As the country gears up for the 2023 general elections, renown research and policy advocacy group, Nextier SPD, has warned of possible spike in election-related harassment, intimidation and violence.
Topping the list of areas where this may occur is Lagos State, in the assessment of the group, which also predicted that other States and cities in the country will experience it at varying levels.
It linked the trend to some incidents of clashes between party supporters, promotion of hate speech and clampdown on democracy activists by politicians and even state security agents.
Using Lagos as a case study, Nextier said the 2023 election will be keenly contested in Lagos State for several reasons. First is the huge population of the State.
It noted that as of 2022, the population of Lagos State is approximately 17.5 million. Indeed, Lagos has become one of the most populated cities in the world. As democracy is largely a game of numbers, this huge population has critical implications for electoral politics in Lagos State and the Presidential election.
It stated that already, gladiators of Nigeria’s three dominant political parties are engaged in swaying the choices of the Lagos voters in 2023. Noting that, the ruling All Progressives Congress’ presidential flagbearer (Chief Bola Ahmed Tinubu) was governor of Lagos State between 1999 and 2007.

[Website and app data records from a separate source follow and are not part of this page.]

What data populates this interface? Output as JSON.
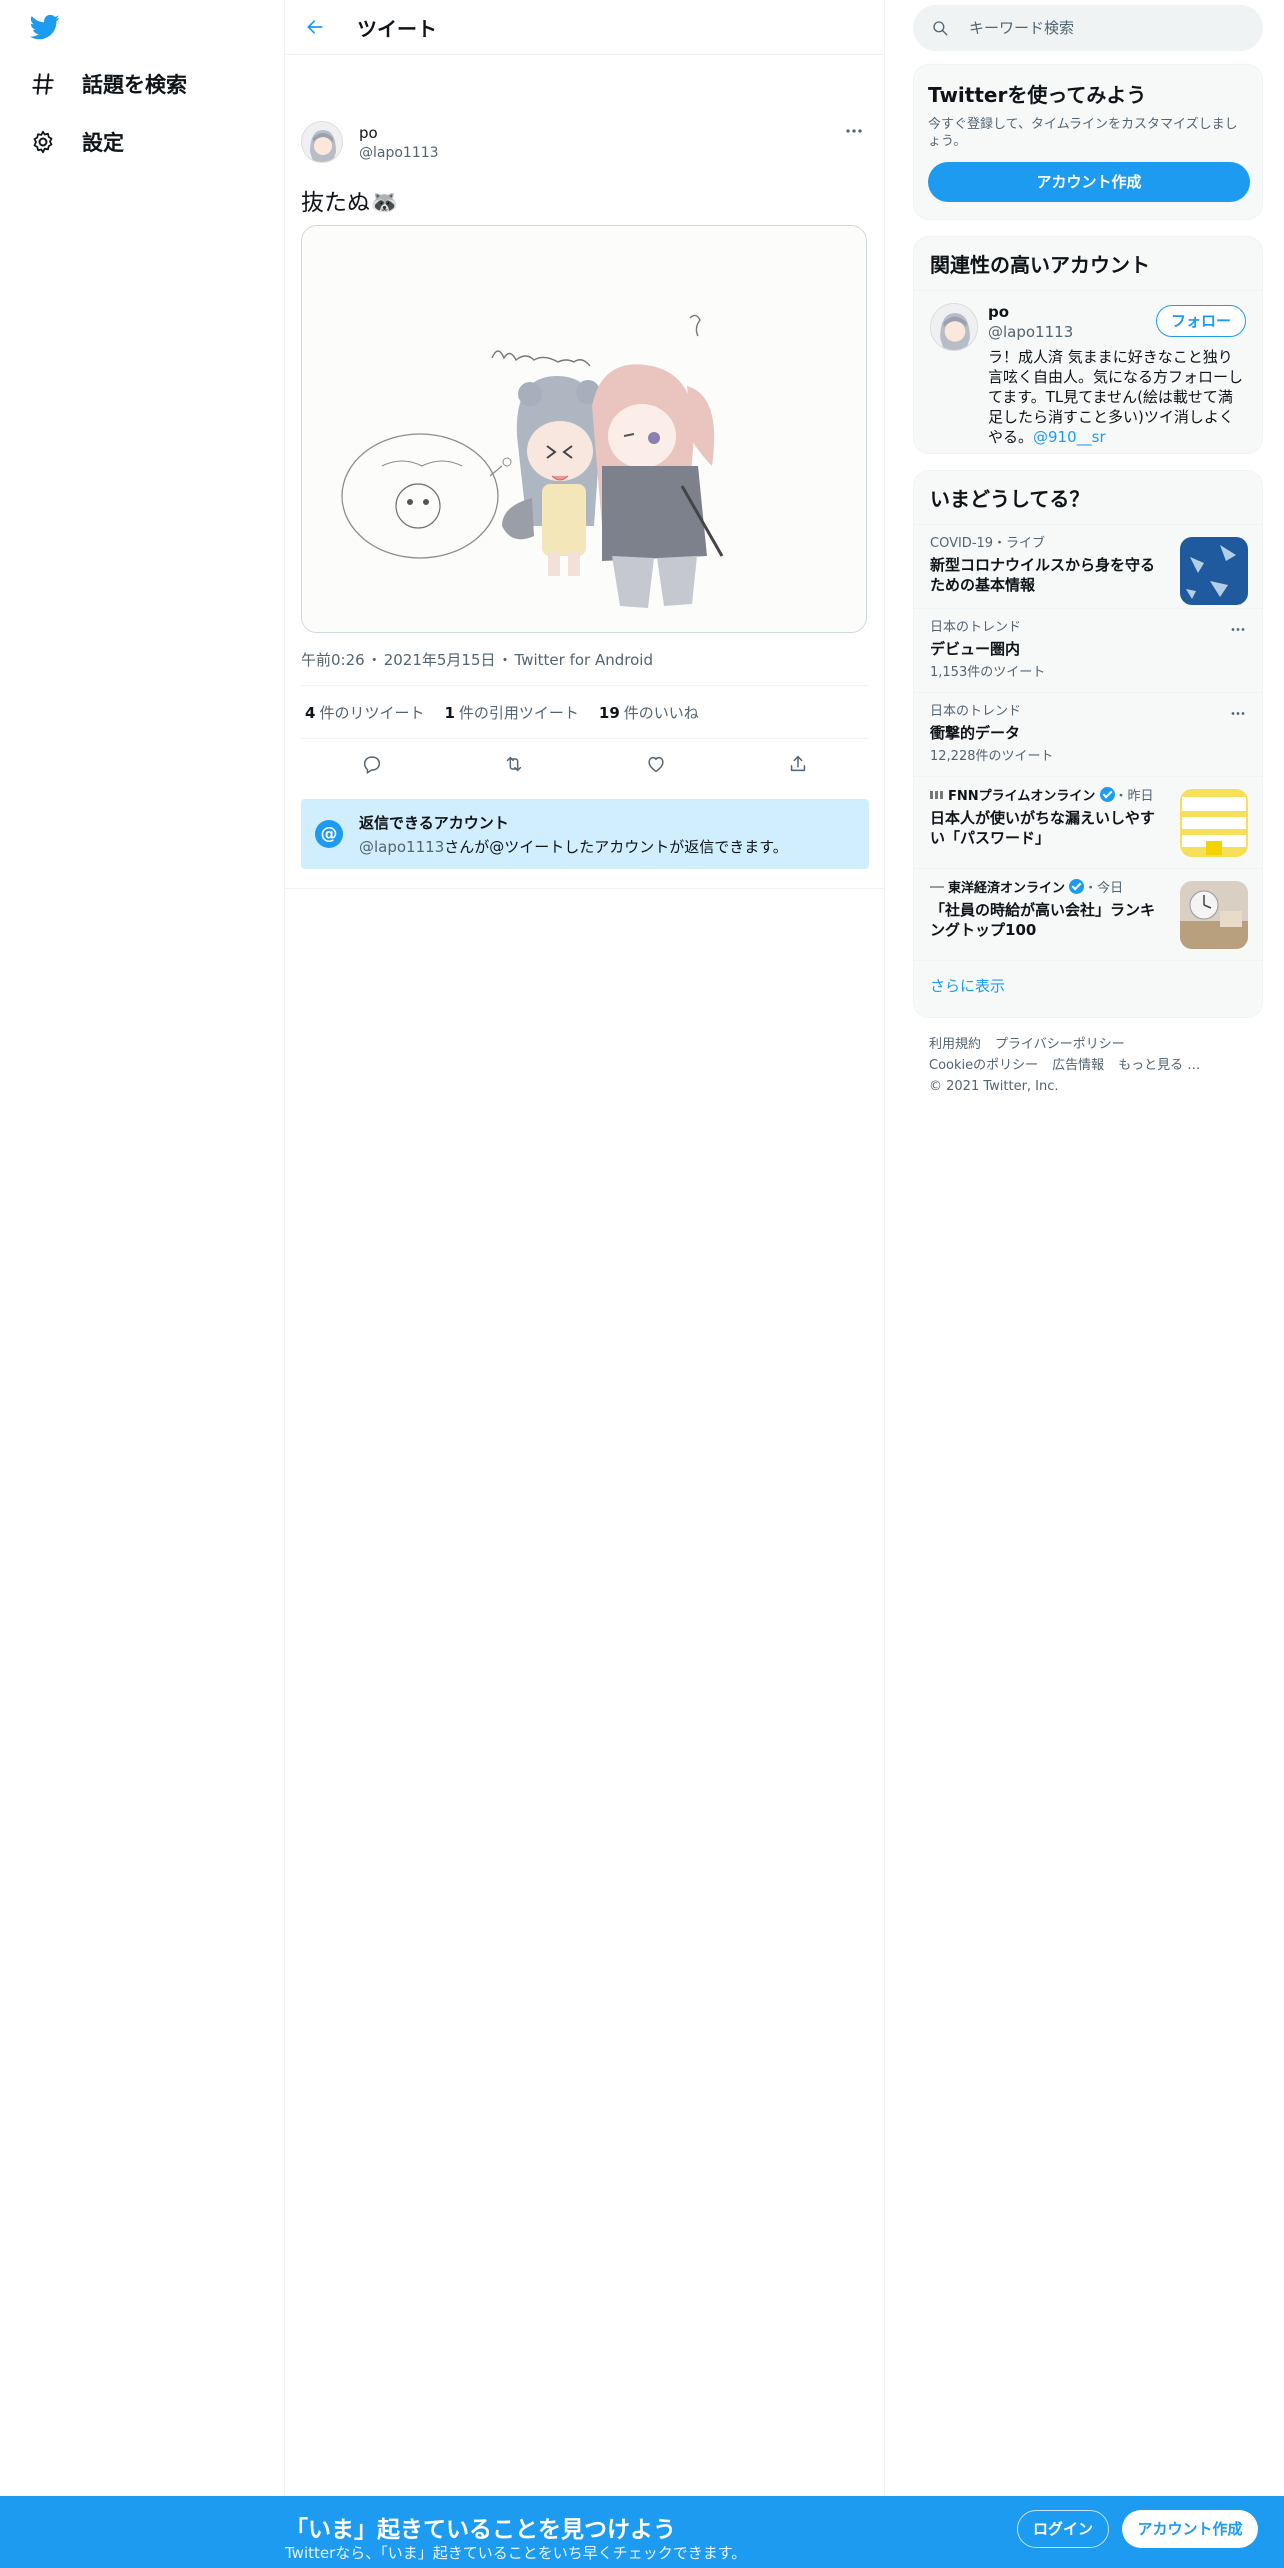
{
  "nav": {
    "logo": "twitter-bird-icon",
    "items": [
      {
        "label": "話題を検索",
        "icon": "hashtag-icon"
      },
      {
        "label": "設定",
        "icon": "gear-icon"
      }
    ]
  },
  "header": {
    "title": "ツイート",
    "back_icon": "arrow-left-icon"
  },
  "tweet": {
    "author_name": "po",
    "author_handle": "@lapo1113",
    "text": "抜たぬ🦝",
    "media_alt": "illustration",
    "time": "午前0:26",
    "date": "2021年5月15日",
    "client": "Twitter for Android",
    "sep": "・",
    "stats": [
      {
        "count": "4",
        "label": "件のリツイート"
      },
      {
        "count": "1",
        "label": "件の引用ツイート"
      },
      {
        "count": "19",
        "label": "件のいいね"
      }
    ],
    "actions": [
      "reply-icon",
      "retweet-icon",
      "like-icon",
      "share-icon"
    ]
  },
  "reply_notice": {
    "icon_text": "@",
    "title": "返信できるアカウント",
    "handle": "@lapo1113",
    "desc": "さんが@ツイートしたアカウントが返信できます。"
  },
  "search": {
    "placeholder": "キーワード検索"
  },
  "signup_card": {
    "title": "Twitterを使ってみよう",
    "desc": "今すぐ登録して、タイムラインをカスタマイズしましょう。",
    "button": "アカウント作成"
  },
  "related": {
    "title": "関連性の高いアカウント",
    "name": "po",
    "handle": "@lapo1113",
    "follow": "フォロー",
    "bio": "ラ！成人済 気ままに好きなこと独り言呟く自由人。気になる方フォローしてます。TL見てません(絵は載せて満足したら消すこと多い)ツイ消しよくやる。",
    "bio_link": "@910__sr"
  },
  "trends": {
    "title": "いまどうしてる？",
    "items": [
      {
        "meta": "COVID-19・ライブ",
        "title": "新型コロナウイルスから身を守るための基本情報"
      },
      {
        "meta": "日本のトレンド",
        "title": "デビュー圏内",
        "count": "1,153件のツイート"
      },
      {
        "meta": "日本のトレンド",
        "title": "衝撃的データ",
        "count": "12,228件のツイート"
      },
      {
        "source": "FNNプライムオンライン",
        "time": "・昨日",
        "title": "日本人が使いがちな漏えいしやすい「パスワード」"
      },
      {
        "source": "東洋経済オンライン",
        "time": "・今日",
        "title": "「社員の時給が高い会社」ランキングトップ100"
      }
    ],
    "show_more": "さらに表示"
  },
  "footer": {
    "links": [
      "利用規約",
      "プライバシーポリシー",
      "Cookieのポリシー",
      "広告情報",
      "もっと見る …"
    ],
    "copyright": "© 2021 Twitter, Inc."
  },
  "bottom_bar": {
    "title": "「いま」起きていることを見つけよう",
    "subtitle": "Twitterなら、「いま」起きていることをいち早くチェックできます。",
    "login": "ログイン",
    "signup": "アカウント作成"
  },
  "colors": {
    "accent": "#1d9bf0",
    "text": "#0f1419",
    "muted": "#536471"
  }
}
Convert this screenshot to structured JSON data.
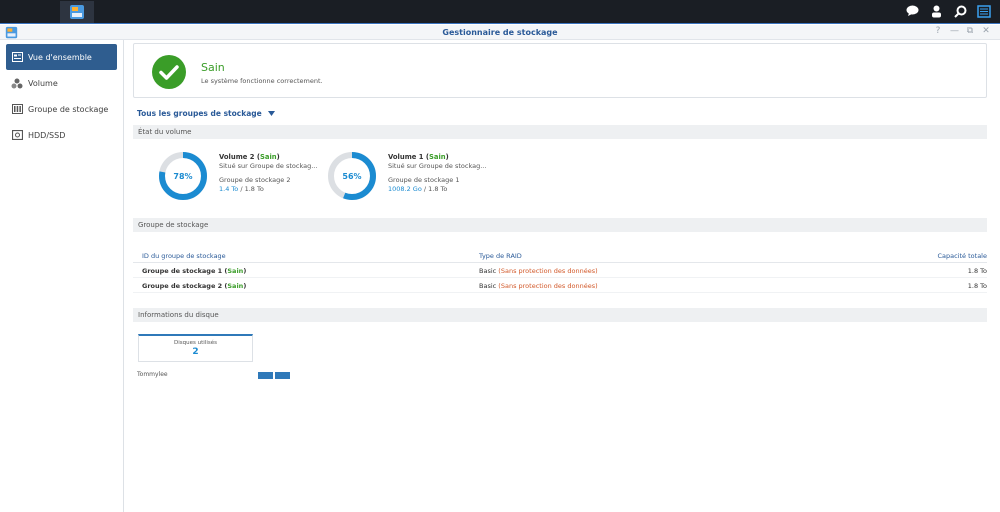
{
  "window": {
    "title": "Gestionnaire de stockage"
  },
  "sidebar": {
    "items": [
      {
        "label": "Vue d'ensemble",
        "icon": "overview-icon",
        "active": true
      },
      {
        "label": "Volume",
        "icon": "volume-icon"
      },
      {
        "label": "Groupe de stockage",
        "icon": "storage-pool-icon"
      },
      {
        "label": "HDD/SSD",
        "icon": "hdd-icon"
      }
    ]
  },
  "status": {
    "title": "Sain",
    "subtitle": "Le système fonctionne correctement."
  },
  "filter": {
    "label": "Tous les groupes de stockage"
  },
  "sections": {
    "volume_state": "État du volume",
    "storage_pool": "Groupe de stockage",
    "disk_info": "Informations du disque"
  },
  "volumes": [
    {
      "name": "Volume 2",
      "status": "Sain",
      "location": "Situé sur Groupe de stockag...",
      "pool": "Groupe de stockage 2",
      "used": "1.4 To",
      "total": "1.8 To",
      "percent_label": "78%",
      "percent": 78
    },
    {
      "name": "Volume 1",
      "status": "Sain",
      "location": "Situé sur Groupe de stockag...",
      "pool": "Groupe de stockage 1",
      "used": "1008.2 Go",
      "total": "1.8 To",
      "percent_label": "56%",
      "percent": 56
    }
  ],
  "pool_table": {
    "headers": [
      "ID du groupe de stockage",
      "Type de RAID",
      "Capacité totale"
    ],
    "rows": [
      {
        "name": "Groupe de stockage 1",
        "status": "Sain",
        "raid": "Basic",
        "raid_note": "Sans protection des données",
        "capacity": "1.8 To"
      },
      {
        "name": "Groupe de stockage 2",
        "status": "Sain",
        "raid": "Basic",
        "raid_note": "Sans protection des données",
        "capacity": "1.8 To"
      }
    ]
  },
  "disks": {
    "label": "Disques utilisés",
    "count": "2",
    "host": "Tommylee",
    "disk_count": 2
  },
  "window_controls": {
    "help": "?",
    "minimize": "—",
    "restore": "⧉",
    "close": "✕"
  },
  "colors": {
    "accent": "#2f5d8f",
    "ok": "#3a9d28",
    "warn": "#d2592a",
    "link": "#1b8bd1"
  }
}
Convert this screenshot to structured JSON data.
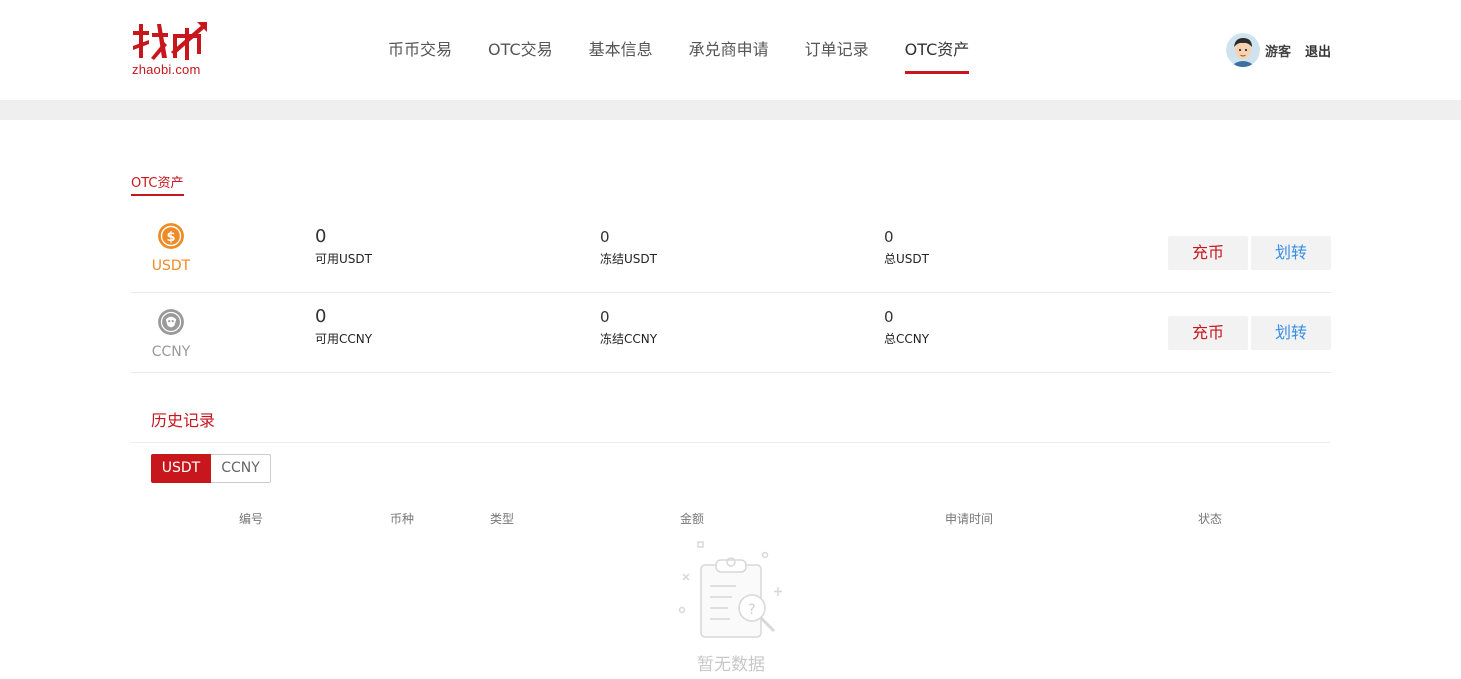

“Besides his reputation for patron-client politics, which has produced several ‘godsons’ including current Lagos State governor Babajide Sanwo-Olu, Tinubu has enormous wealth and local networks to his advantage.
“The defection of the famous ‘Lagos4Lagos Movement’ to the People’s Democratic Party (PDP) and the emergence of the Movement’s leader, Abdul-Azeez Adediran popularly known as Jandor, as PDP’s gubernatorial flagbearer for the 2023 election has significantly reduced Tinubu’s influence in the state.
“Besides the Jandor factor, the Igbo people have a huge population and businesses in Lagos. Despite allegations of Igbo residents in Lagos by members of the APC, the Igbo are poised to support the presidential candidature of the Labour Party, Mr Peter Obi, who is the Igbo ethnic group.
“The Lagos youth have become more vocal and politically conscious since the 2020 EndSARS protest against police brutality.
“In the last two years, the youth have deployed social media and physical mobilisation to galvanise enormous support for Peter Obi and other like-minded progressives,” NexTier SPD stated in its latest research findings.
The latest reseach which was spearheaded by Dr Iro Aghedo, an Associate Consultant at Nextier SPD and a Senior Lecturer Department of Political Science at the University of Benin, Edo State, Nigeria and Dr Ndu Nwokolo, Managing Partner and Chief Executive at Nextier SPD and an Honorary Research Fellow at the School of Government and Society, University of Birmingham, UK, equally asserted that some policy measures would be required to address the growing electoral political violence in Lagos State in particular.
Going by this trend, they suggested that politicians and their supporters who perpetrate political violence should be prosecuted and sanctioned: including members of the political elite who promote hate speech, deploy thugs to harass their opponents and perpetrate any form of violence should also be prosecuted and sanctioned appropriately.
“No matter their socioeconomic status. Inviting politicians to merely sign peace accords without holding them to account for violence linked to them or their supporters should be stopped.
“If politicians who have weaponised violence in Lagos State had been sanctioned in the last couple of years, the act of electoral violence and thuggery would have been drastically reduced by now,” the group submitted.
The Policy group equally warned that ahead of the 2023 general elections, many politicians and their supporters have started to deploy violence against members of opposing parties, as exemplified in Lagos Sstate.
It cautioned that to ensure free, fair, credible and peaceful elections in 2023, politicians who perpetrate such violence should be prosecuted and sanctioned to serve as a lesson to others.
”In addition, we recommend that the increasing persecution of Igbo people in Lagos should be stopped since all qualified Nigerians are entitled to franchise no matter where they reside.
“Lastly, we recommend that government agencies and civil society groups extend their campaigns and sensitisation to motor parks so that drivers who are often deployed as touts should turn a new leaf,” they noted.